April 17, 2011

Stop-motion animation

In the old days before annual passes, leaving Disneyland at the end of an exhausting but wonderful trip was like carrying an anvil all the way down the middle of Main Street, U.S.A.

Once Jack Wagner intoned that the Magic Kingdom had ended its normal operating day, a slow tide of humanity began sweeping you along toward Town Square and the parking lot beyond. No more time to scramble around Tom Sawyer's Island, explore liquid space, or sail with the wildest crew that ever sacked the Spanish main. Step by step, you moved along, the distance between you and the family car decreased, and the time until the next visit seemed too vast to comprehend.

As a balloon vender in the 80's on Main Street while the current of guests flowed slowly around me, I was one stopping point before the portals leading back into the "real world." Like drifting leaves against a rock, guests would collect, asking for a red one, blue, two yellows and a pink—whatever colors of helium-filled Mickey Mouse magic appealed most. With the transaction completed, the current swept them away, outside the berm and into the Anaheim night.

The other stopping points were called Guides I and II, the souvenir stands at either side of Town Square. These little places were less than shops, but they were stocked with all kinds of Disneyland items. If balloon venders were rocks in the river of humanity draining out of the Park, the stands were more like fallen logs. Eventually the drifting flotsam swept by, but it took longer to get around the obstacle.

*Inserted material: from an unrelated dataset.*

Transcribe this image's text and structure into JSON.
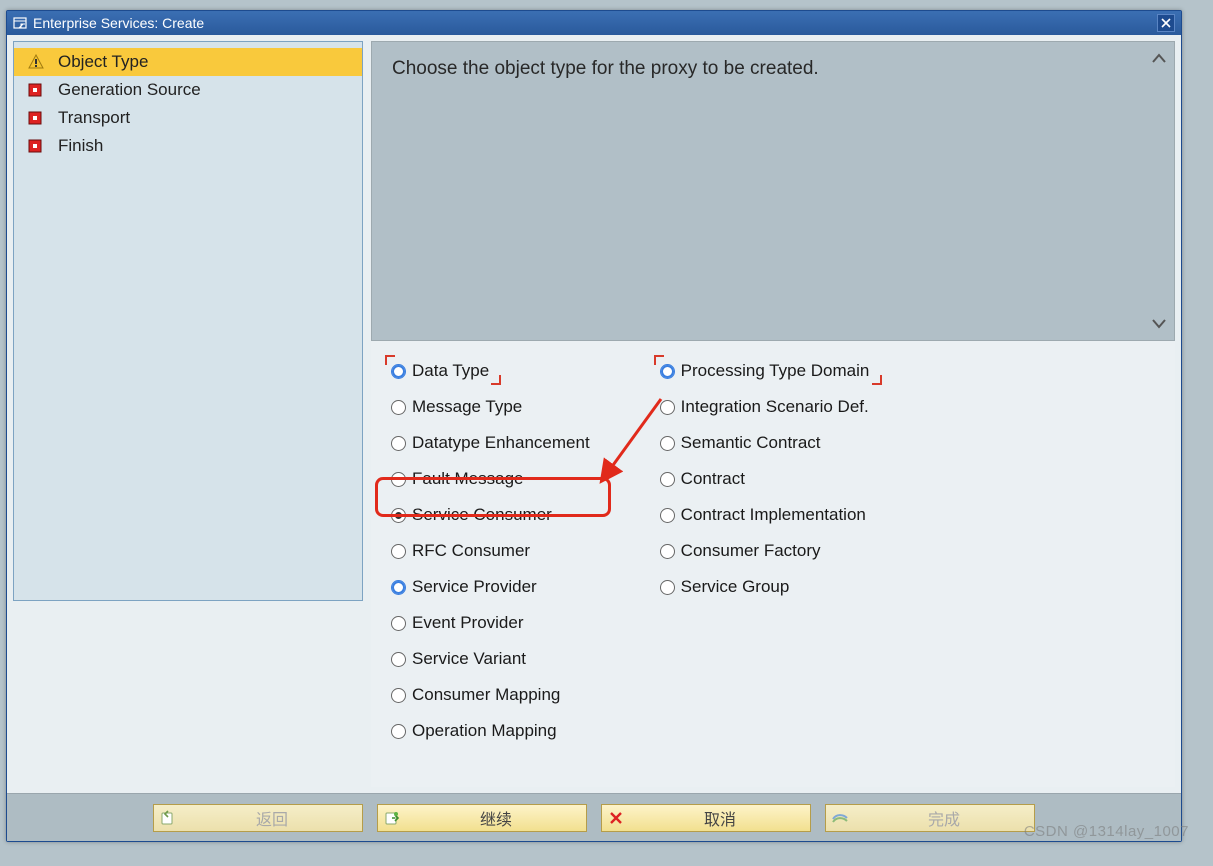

Postcards (five cents each) spun in racks out front. Stuffed characters lined the back walls. The counters held pinback buttons, charm bracelets, pencil cases, suckers, push puppets, key chains, spoons, ash trays, salt and pepper shakers, thimbles, playing cards, bumper stickers, those liquid-filled pens that had the monorail, or a Skyway bucket, or the Mark Twain gliding along on a piece of clear plastic, pennants...

and flip books like the one above, in which Pluto chases his tail as the pages fall. I think that it cost about a dollar. A classic little handful of Disney animation. It stopped me on the way home, nearly forty years ago, then drifted out of the main gate turnstile with me.

I probably fell asleep watching it in the back of the car on the long freeway ride home. I'm about to do almost the same thing now—with the same happy feeling as I watch the drawings start to come alive.